Toronto marks 7M COVID-19 vaccine doses as Tory urges people to get boosters
Published Thursday, May 5, 2022 3:58PM EDT
Last Updated Thursday, May 5, 2022 3:58PM EDT
It was just a year ago that most Torontonians spent their spring scouring Twitter feeds and WhatsApp groups for available vaccine doses to protect against COVID-19.
But on Thursday Toronto officials lauded the success of the local vaccination campaign as the city counted its 7 millionth dose.
“Seven million COVID-19 vaccine doses administered in a city of 3 million people. This is an absolutely incredible accomplishment,” Toronto’s Medical Officer of Health Dr. Eileen de Villa said at a news conference with Mayor John Tory at the Metro Hall vaccine clinic. “I simply cannot say it strongly enough. One year ago if you had told me that we would reach this milestone in Toronto, I don't think I would have believed it.”
Last May most people were scrambling to find a first or second dose of the newly available vaccines at a patchwork of pop-up clinics and mass vaccination sites across the city.

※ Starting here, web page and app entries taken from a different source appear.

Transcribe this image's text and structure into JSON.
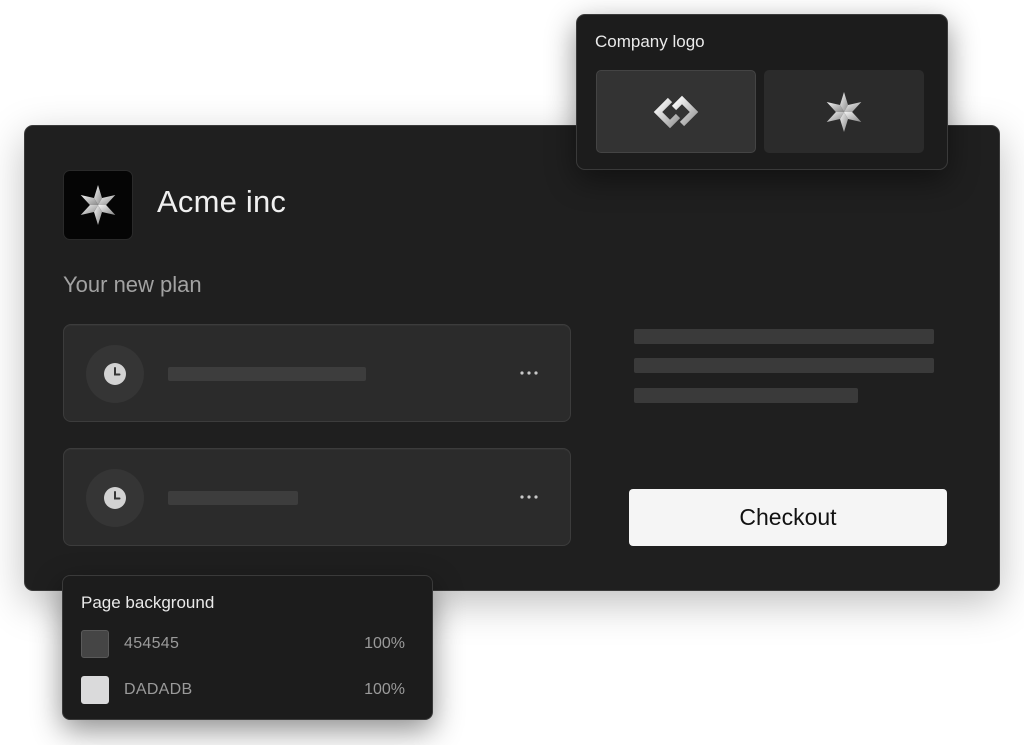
{
  "company": {
    "name": "Acme inc",
    "logo_icon": "star-logo-icon"
  },
  "plan": {
    "heading": "Your new plan",
    "items": [
      {
        "icon": "clock-icon",
        "menu_icon": "more-horizontal-icon"
      },
      {
        "icon": "clock-icon",
        "menu_icon": "more-horizontal-icon"
      }
    ]
  },
  "checkout": {
    "label": "Checkout"
  },
  "logo_picker": {
    "title": "Company logo",
    "options": [
      {
        "icon": "link-chain-logo-icon",
        "selected": true
      },
      {
        "icon": "star-logo-icon",
        "selected": false
      }
    ]
  },
  "background_picker": {
    "title": "Page background",
    "colors": [
      {
        "hex": "454545",
        "opacity": "100%",
        "swatch": "#454545"
      },
      {
        "hex": "DADADB",
        "opacity": "100%",
        "swatch": "#DADADB"
      }
    ]
  }
}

Now, vaccines are readily available at most pharmacies and at the designated city vaccination sites and among those five and up the city has managed to achieve a vaccination rate of 91 per cent for first doses and close to 88 per cent for second doses. Third doses lag behind at around 53.5 per cent among those 5+, though the city points out that among those 18 and over who are currently eligible to get a booster, the number is 65.7 per cent.
While the vaccine campaign has exceeded expectations, Tory said he is still concerned that some people may have become complacent about getting all the shots they are eligible for.

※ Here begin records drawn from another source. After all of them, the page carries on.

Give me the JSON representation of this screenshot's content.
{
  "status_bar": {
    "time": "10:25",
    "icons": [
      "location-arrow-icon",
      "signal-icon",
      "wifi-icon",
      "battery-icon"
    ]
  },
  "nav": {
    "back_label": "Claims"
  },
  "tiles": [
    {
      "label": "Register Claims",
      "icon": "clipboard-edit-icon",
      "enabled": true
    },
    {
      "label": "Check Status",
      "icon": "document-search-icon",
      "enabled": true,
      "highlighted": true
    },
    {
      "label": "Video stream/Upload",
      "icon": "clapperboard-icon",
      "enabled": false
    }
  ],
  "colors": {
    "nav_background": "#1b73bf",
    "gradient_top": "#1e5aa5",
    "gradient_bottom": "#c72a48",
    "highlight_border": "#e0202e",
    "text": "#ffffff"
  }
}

“I'm happy at the fact that Torontonians can see the city and see themselves moving to a different stage of the pandemic where life is a bit closer to normal, but I'm concerned that we still have lots of ground to make up with respect to third and fourth doses in particular, and that people shouldn't conclude that our efforts are over and that their consideration of getting vaccinated is over because it shouldn't be,” Tory said.
COVID-19 infections skyrocketed across Ontario in recent months due to the highly infectious Omicron variant and scientists estimate Ontario is currently seeing around 80 to 90,000 new infections per day. But vaccination, coupled with the fact that Omicron seems to produce less severe illness in many people, has blunted the impact of the virus.

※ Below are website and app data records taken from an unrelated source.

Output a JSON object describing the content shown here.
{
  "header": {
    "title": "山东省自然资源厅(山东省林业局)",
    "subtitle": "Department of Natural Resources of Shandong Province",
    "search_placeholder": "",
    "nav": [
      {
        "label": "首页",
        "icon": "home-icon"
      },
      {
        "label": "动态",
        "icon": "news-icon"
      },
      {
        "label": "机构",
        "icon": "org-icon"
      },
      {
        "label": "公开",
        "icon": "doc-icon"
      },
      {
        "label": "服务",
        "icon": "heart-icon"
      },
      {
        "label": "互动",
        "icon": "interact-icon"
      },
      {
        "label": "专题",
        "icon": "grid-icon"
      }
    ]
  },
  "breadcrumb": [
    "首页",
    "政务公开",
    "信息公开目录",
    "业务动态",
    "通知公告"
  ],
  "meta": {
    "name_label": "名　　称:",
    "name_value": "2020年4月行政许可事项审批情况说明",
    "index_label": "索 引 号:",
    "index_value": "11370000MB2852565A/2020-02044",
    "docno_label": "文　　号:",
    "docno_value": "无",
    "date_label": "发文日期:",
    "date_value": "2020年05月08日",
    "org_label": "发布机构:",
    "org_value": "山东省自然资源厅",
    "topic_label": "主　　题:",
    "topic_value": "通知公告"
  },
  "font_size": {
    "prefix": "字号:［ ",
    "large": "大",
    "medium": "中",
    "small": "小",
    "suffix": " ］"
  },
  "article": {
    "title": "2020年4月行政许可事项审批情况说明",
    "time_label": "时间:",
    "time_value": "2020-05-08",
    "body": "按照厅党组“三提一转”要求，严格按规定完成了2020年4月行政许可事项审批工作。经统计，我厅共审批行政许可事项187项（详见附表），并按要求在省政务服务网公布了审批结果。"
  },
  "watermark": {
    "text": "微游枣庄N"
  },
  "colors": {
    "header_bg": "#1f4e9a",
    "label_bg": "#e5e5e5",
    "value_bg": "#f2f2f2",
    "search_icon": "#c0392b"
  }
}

While existing vaccines proved to be less effective at preventing symptomatic infection against Omicron than they were against previous variants, they still did a good job of protecting against severe illness. A recent study by Quebec’s public health institute showed that two doses proved to be up to around 77-85 per cent effective against hospitalization while a third dose boosted protection against hospitalization to around 98-100 per cent.
Tory said his own experience with the virus would likely have been worse if he hadn’t been vaccinated.
“I believe the reason that my symptoms passed in a day and a half at my age was because I had been triple vaccinated. I don't think there's any question about that,” said Tory, who is 67. “Seven days spent at home was way better than seven days spent in the hospital and that continues to be true.”
De Villa said Thursday that data from Toronto Public Health show that between December and April, an unvaccinated person was twice as likely to end up In hospital because of COVID-19 than someone who had three shots.
With most health restrictions now lifted, much of the population has resumed normal or semi-normal day-to-day life, even while infection rates remain high.
However the scientific Director of Ontario’s COVID-19 science advisory table recently cautioned in an interview with CP24 that while Ontario seems to be on the right track at the moment in terms of declining infection rates, a new variant could produce a wave of infections in the summer or fall.
“So I will just say to people, congratulations on the seven million. Thank you for stepping forward to get vaccinated. You have contributed to your own health and the collective health of all of your fellow Torontonians,” Tory said. “Thank you to the team who did it, but our job is not over.”
Information on vaccine eligibility and vaccination locations can be found on the city’s vaccine page.
- With files from The Canadian Press